The pictures are to be dropped, and the records below are to be restated word for word.

====== Dataset records

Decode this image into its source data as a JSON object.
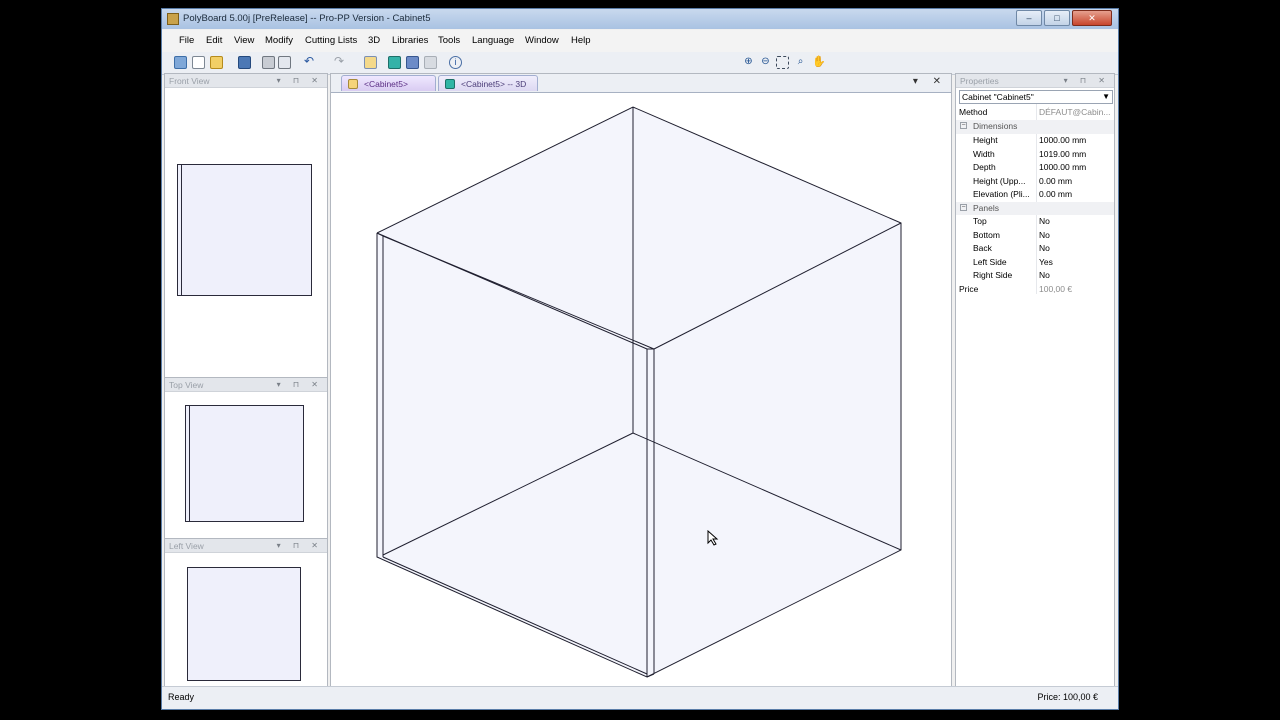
{
  "window": {
    "title": "PolyBoard 5.00j [PreRelease] -- Pro-PP Version - Cabinet5",
    "controls": {
      "minimize": "–",
      "maximize": "□",
      "close": "✕"
    }
  },
  "menu": [
    "File",
    "Edit",
    "View",
    "Modify",
    "Cutting Lists",
    "3D",
    "Libraries",
    "Tools",
    "Language",
    "Window",
    "Help"
  ],
  "panes": {
    "front_view": "Front View",
    "top_view": "Top View",
    "left_view": "Left View"
  },
  "tabs": [
    {
      "label": "<Cabinet5>",
      "active": true
    },
    {
      "label": "<Cabinet5> -- 3D",
      "active": false
    }
  ],
  "properties": {
    "header": "Properties",
    "selected_object": "Cabinet \"Cabinet5\"",
    "method_label": "Method",
    "method_value": "DÉFAUT@Cabin...",
    "dimensions_label": "Dimensions",
    "dimensions": [
      {
        "name": "Height",
        "value": "1000.00 mm"
      },
      {
        "name": "Width",
        "value": "1019.00 mm"
      },
      {
        "name": "Depth",
        "value": "1000.00 mm"
      },
      {
        "name": "Height (Upp...",
        "value": "0.00 mm"
      },
      {
        "name": "Elevation (Pli...",
        "value": "0.00 mm"
      }
    ],
    "panels_label": "Panels",
    "panels": [
      {
        "name": "Top",
        "value": "No"
      },
      {
        "name": "Bottom",
        "value": "No"
      },
      {
        "name": "Back",
        "value": "No"
      },
      {
        "name": "Left Side",
        "value": "Yes"
      },
      {
        "name": "Right Side",
        "value": "No"
      }
    ],
    "price_label": "Price",
    "price_value": "100,00 €"
  },
  "status": {
    "left": "Ready",
    "right": "Price: 100,00 €"
  },
  "colors": {
    "panel_fill": "#eff0fb",
    "title_bar": "#b9cde6",
    "tab_active": "#e2d6f6"
  },
  "icons": [
    "app-icon",
    "cursor-icon",
    "zoom-in-icon",
    "zoom-out-icon",
    "zoom-window-icon",
    "zoom-extents-icon",
    "pan-hand-icon"
  ]
}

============

■ **Answer**
Decode this image into its source data as a JSON object.
{
  "window": {
    "title": "PolyBoard 5.00j [PreRelease] -- Pro-PP Version - Cabinet5",
    "controls": {
      "minimize": "–",
      "maximize": "□",
      "close": "✕"
    }
  },
  "menu": [
    "File",
    "Edit",
    "View",
    "Modify",
    "Cutting Lists",
    "3D",
    "Libraries",
    "Tools",
    "Language",
    "Window",
    "Help"
  ],
  "panes": {
    "front_view": "Front View",
    "top_view": "Top View",
    "left_view": "Left View"
  },
  "tabs": [
    {
      "label": "<Cabinet5>",
      "active": true
    },
    {
      "label": "<Cabinet5> -- 3D",
      "active": false
    }
  ],
  "properties": {
    "header": "Properties",
    "selected_object": "Cabinet \"Cabinet5\"",
    "method_label": "Method",
    "method_value": "DÉFAUT@Cabin...",
    "dimensions_label": "Dimensions",
    "dimensions": [
      {
        "name": "Height",
        "value": "1000.00 mm"
      },
      {
        "name": "Width",
        "value": "1019.00 mm"
      },
      {
        "name": "Depth",
        "value": "1000.00 mm"
      },
      {
        "name": "Height (Upp...",
        "value": "0.00 mm"
      },
      {
        "name": "Elevation (Pli...",
        "value": "0.00 mm"
      }
    ],
    "panels_label": "Panels",
    "panels": [
      {
        "name": "Top",
        "value": "No"
      },
      {
        "name": "Bottom",
        "value": "No"
      },
      {
        "name": "Back",
        "value": "No"
      },
      {
        "name": "Left Side",
        "value": "Yes"
      },
      {
        "name": "Right Side",
        "value": "No"
      }
    ],
    "price_label": "Price",
    "price_value": "100,00 €"
  },
  "status": {
    "left": "Ready",
    "right": "Price: 100,00 €"
  },
  "colors": {
    "panel_fill": "#eff0fb",
    "title_bar": "#b9cde6",
    "tab_active": "#e2d6f6"
  },
  "icons": [
    "app-icon",
    "cursor-icon",
    "zoom-in-icon",
    "zoom-out-icon",
    "zoom-window-icon",
    "zoom-extents-icon",
    "pan-hand-icon"
  ]
}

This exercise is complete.